# Task statement
Retype all of the entries that appear below, keeping them exactly as they are.

# Listed records
==========
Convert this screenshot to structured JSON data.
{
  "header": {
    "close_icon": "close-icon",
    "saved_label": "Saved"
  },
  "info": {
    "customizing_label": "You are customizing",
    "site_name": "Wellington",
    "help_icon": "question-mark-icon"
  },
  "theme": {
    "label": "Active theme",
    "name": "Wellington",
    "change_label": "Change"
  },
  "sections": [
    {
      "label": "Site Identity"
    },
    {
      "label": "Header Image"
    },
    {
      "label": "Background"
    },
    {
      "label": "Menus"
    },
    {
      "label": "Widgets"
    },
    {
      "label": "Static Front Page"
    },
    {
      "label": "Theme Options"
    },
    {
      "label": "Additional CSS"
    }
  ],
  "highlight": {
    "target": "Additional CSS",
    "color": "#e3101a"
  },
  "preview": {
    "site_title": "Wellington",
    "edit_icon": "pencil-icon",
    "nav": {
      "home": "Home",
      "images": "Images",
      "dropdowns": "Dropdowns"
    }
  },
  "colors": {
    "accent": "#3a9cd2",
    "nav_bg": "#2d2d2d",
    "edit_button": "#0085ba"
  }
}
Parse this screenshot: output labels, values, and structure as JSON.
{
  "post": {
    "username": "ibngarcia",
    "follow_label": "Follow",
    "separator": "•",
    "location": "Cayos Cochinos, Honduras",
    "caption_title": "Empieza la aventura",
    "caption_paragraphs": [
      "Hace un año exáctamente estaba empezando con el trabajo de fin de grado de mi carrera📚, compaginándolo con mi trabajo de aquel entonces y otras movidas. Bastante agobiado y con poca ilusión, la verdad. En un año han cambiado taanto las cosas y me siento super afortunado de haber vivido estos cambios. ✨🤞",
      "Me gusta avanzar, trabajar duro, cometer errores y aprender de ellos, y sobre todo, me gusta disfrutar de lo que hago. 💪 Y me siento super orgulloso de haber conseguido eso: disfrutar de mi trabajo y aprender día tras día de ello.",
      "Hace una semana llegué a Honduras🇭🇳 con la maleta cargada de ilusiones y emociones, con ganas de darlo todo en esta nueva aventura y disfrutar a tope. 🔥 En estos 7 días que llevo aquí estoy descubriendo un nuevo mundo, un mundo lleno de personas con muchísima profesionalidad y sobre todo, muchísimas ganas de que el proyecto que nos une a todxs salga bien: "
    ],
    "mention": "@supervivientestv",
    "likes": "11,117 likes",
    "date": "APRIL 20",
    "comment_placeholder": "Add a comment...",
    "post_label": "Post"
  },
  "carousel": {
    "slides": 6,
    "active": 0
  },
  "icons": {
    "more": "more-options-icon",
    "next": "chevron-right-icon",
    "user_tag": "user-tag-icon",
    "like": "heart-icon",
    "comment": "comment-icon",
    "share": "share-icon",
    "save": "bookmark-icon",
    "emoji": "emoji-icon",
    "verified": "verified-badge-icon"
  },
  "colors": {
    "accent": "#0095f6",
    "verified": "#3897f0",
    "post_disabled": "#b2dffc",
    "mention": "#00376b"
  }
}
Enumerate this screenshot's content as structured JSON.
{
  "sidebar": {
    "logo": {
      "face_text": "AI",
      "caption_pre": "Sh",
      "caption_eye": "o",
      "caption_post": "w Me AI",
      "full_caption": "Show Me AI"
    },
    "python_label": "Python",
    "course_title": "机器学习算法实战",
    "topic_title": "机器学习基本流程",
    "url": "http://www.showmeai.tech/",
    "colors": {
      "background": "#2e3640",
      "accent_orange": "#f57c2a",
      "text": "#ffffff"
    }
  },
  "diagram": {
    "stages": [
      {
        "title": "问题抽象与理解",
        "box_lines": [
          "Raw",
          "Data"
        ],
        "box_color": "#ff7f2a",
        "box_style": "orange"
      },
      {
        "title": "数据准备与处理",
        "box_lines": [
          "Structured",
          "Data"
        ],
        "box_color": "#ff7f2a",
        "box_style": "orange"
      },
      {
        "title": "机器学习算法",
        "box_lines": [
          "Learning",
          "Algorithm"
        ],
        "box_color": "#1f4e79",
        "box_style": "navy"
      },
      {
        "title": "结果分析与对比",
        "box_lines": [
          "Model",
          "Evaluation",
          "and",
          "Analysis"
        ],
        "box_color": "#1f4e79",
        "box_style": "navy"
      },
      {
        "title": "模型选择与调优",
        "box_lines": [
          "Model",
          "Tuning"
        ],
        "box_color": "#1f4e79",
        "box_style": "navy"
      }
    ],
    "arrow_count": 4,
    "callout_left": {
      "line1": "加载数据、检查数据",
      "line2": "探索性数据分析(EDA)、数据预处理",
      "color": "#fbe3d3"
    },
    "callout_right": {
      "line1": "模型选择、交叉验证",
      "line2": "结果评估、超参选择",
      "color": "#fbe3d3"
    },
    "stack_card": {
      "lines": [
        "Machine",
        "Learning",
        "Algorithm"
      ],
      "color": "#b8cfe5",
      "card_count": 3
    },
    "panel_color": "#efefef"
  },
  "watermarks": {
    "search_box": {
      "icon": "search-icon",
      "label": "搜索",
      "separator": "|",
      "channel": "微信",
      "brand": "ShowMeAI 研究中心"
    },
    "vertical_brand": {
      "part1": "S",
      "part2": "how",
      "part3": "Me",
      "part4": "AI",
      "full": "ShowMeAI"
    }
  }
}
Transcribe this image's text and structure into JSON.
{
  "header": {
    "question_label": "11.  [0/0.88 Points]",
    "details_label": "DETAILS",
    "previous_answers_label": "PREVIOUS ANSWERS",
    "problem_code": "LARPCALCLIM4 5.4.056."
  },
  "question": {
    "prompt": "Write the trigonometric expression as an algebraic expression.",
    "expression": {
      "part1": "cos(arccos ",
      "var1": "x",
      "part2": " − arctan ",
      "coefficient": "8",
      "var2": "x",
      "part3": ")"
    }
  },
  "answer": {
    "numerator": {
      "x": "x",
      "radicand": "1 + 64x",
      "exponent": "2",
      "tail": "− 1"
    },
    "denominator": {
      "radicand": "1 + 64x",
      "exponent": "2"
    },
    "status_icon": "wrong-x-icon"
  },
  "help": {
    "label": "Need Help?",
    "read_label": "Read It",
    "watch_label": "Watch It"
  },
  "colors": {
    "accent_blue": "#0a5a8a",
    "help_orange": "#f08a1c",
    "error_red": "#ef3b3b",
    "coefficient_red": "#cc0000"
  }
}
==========
# Result of the exercise
Convert this screenshot to structured JSON data.
{
  "header": {
    "close_icon": "close-icon",
    "saved_label": "Saved"
  },
  "info": {
    "customizing_label": "You are customizing",
    "site_name": "Wellington",
    "help_icon": "question-mark-icon"
  },
  "theme": {
    "label": "Active theme",
    "name": "Wellington",
    "change_label": "Change"
  },
  "sections": [
    {
      "label": "Site Identity"
    },
    {
      "label": "Header Image"
    },
    {
      "label": "Background"
    },
    {
      "label": "Menus"
    },
    {
      "label": "Widgets"
    },
    {
      "label": "Static Front Page"
    },
    {
      "label": "Theme Options"
    },
    {
      "label": "Additional CSS"
    }
  ],
  "highlight": {
    "target": "Additional CSS",
    "color": "#e3101a"
  },
  "preview": {
    "site_title": "Wellington",
    "edit_icon": "pencil-icon",
    "nav": {
      "home": "Home",
      "images": "Images",
      "dropdowns": "Dropdowns"
    }
  },
  "colors": {
    "accent": "#3a9cd2",
    "nav_bg": "#2d2d2d",
    "edit_button": "#0085ba"
  }
}
Parse this screenshot: output labels, values, and structure as JSON.
{
  "post": {
    "username": "ibngarcia",
    "follow_label": "Follow",
    "separator": "•",
    "location": "Cayos Cochinos, Honduras",
    "caption_title": "Empieza la aventura",
    "caption_paragraphs": [
      "Hace un año exáctamente estaba empezando con el trabajo de fin de grado de mi carrera📚, compaginándolo con mi trabajo de aquel entonces y otras movidas. Bastante agobiado y con poca ilusión, la verdad. En un año han cambiado taanto las cosas y me siento super afortunado de haber vivido estos cambios. ✨🤞",
      "Me gusta avanzar, trabajar duro, cometer errores y aprender de ellos, y sobre todo, me gusta disfrutar de lo que hago. 💪 Y me siento super orgulloso de haber conseguido eso: disfrutar de mi trabajo y aprender día tras día de ello.",
      "Hace una semana llegué a Honduras🇭🇳 con la maleta cargada de ilusiones y emociones, con ganas de darlo todo en esta nueva aventura y disfrutar a tope. 🔥 En estos 7 días que llevo aquí estoy descubriendo un nuevo mundo, un mundo lleno de personas con muchísima profesionalidad y sobre todo, muchísimas ganas de que el proyecto que nos une a todxs salga bien: "
    ],
    "mention": "@supervivientestv",
    "likes": "11,117 likes",
    "date": "APRIL 20",
    "comment_placeholder": "Add a comment...",
    "post_label": "Post"
  },
  "carousel": {
    "slides": 6,
    "active": 0
  },
  "icons": {
    "more": "more-options-icon",
    "next": "chevron-right-icon",
    "user_tag": "user-tag-icon",
    "like": "heart-icon",
    "comment": "comment-icon",
    "share": "share-icon",
    "save": "bookmark-icon",
    "emoji": "emoji-icon",
    "verified": "verified-badge-icon"
  },
  "colors": {
    "accent": "#0095f6",
    "verified": "#3897f0",
    "post_disabled": "#b2dffc",
    "mention": "#00376b"
  }
}
Enumerate this screenshot's content as structured JSON.
{
  "sidebar": {
    "logo": {
      "face_text": "AI",
      "caption_pre": "Sh",
      "caption_eye": "o",
      "caption_post": "w Me AI",
      "full_caption": "Show Me AI"
    },
    "python_label": "Python",
    "course_title": "机器学习算法实战",
    "topic_title": "机器学习基本流程",
    "url": "http://www.showmeai.tech/",
    "colors": {
      "background": "#2e3640",
      "accent_orange": "#f57c2a",
      "text": "#ffffff"
    }
  },
  "diagram": {
    "stages": [
      {
        "title": "问题抽象与理解",
        "box_lines": [
          "Raw",
          "Data"
        ],
        "box_color": "#ff7f2a",
        "box_style": "orange"
      },
      {
        "title": "数据准备与处理",
        "box_lines": [
          "Structured",
          "Data"
        ],
        "box_color": "#ff7f2a",
        "box_style": "orange"
      },
      {
        "title": "机器学习算法",
        "box_lines": [
          "Learning",
          "Algorithm"
        ],
        "box_color": "#1f4e79",
        "box_style": "navy"
      },
      {
        "title": "结果分析与对比",
        "box_lines": [
          "Model",
          "Evaluation",
          "and",
          "Analysis"
        ],
        "box_color": "#1f4e79",
        "box_style": "navy"
      },
      {
        "title": "模型选择与调优",
        "box_lines": [
          "Model",
          "Tuning"
        ],
        "box_color": "#1f4e79",
        "box_style": "navy"
      }
    ],
    "arrow_count": 4,
    "callout_left": {
      "line1": "加载数据、检查数据",
      "line2": "探索性数据分析(EDA)、数据预处理",
      "color": "#fbe3d3"
    },
    "callout_right": {
      "line1": "模型选择、交叉验证",
      "line2": "结果评估、超参选择",
      "color": "#fbe3d3"
    },
    "stack_card": {
      "lines": [
        "Machine",
        "Learning",
        "Algorithm"
      ],
      "color": "#b8cfe5",
      "card_count": 3
    },
    "panel_color": "#efefef"
  },
  "watermarks": {
    "search_box": {
      "icon": "search-icon",
      "label": "搜索",
      "separator": "|",
      "channel": "微信",
      "brand": "ShowMeAI 研究中心"
    },
    "vertical_brand": {
      "part1": "S",
      "part2": "how",
      "part3": "Me",
      "part4": "AI",
      "full": "ShowMeAI"
    }
  }
}
Transcribe this image's text and structure into JSON.
{
  "header": {
    "question_label": "11.  [0/0.88 Points]",
    "details_label": "DETAILS",
    "previous_answers_label": "PREVIOUS ANSWERS",
    "problem_code": "LARPCALCLIM4 5.4.056."
  },
  "question": {
    "prompt": "Write the trigonometric expression as an algebraic expression.",
    "expression": {
      "part1": "cos(arccos ",
      "var1": "x",
      "part2": " − arctan ",
      "coefficient": "8",
      "var2": "x",
      "part3": ")"
    }
  },
  "answer": {
    "numerator": {
      "x": "x",
      "radicand": "1 + 64x",
      "exponent": "2",
      "tail": "− 1"
    },
    "denominator": {
      "radicand": "1 + 64x",
      "exponent": "2"
    },
    "status_icon": "wrong-x-icon"
  },
  "help": {
    "label": "Need Help?",
    "read_label": "Read It",
    "watch_label": "Watch It"
  },
  "colors": {
    "accent_blue": "#0a5a8a",
    "help_orange": "#f08a1c",
    "error_red": "#ef3b3b",
    "coefficient_red": "#cc0000"
  }
}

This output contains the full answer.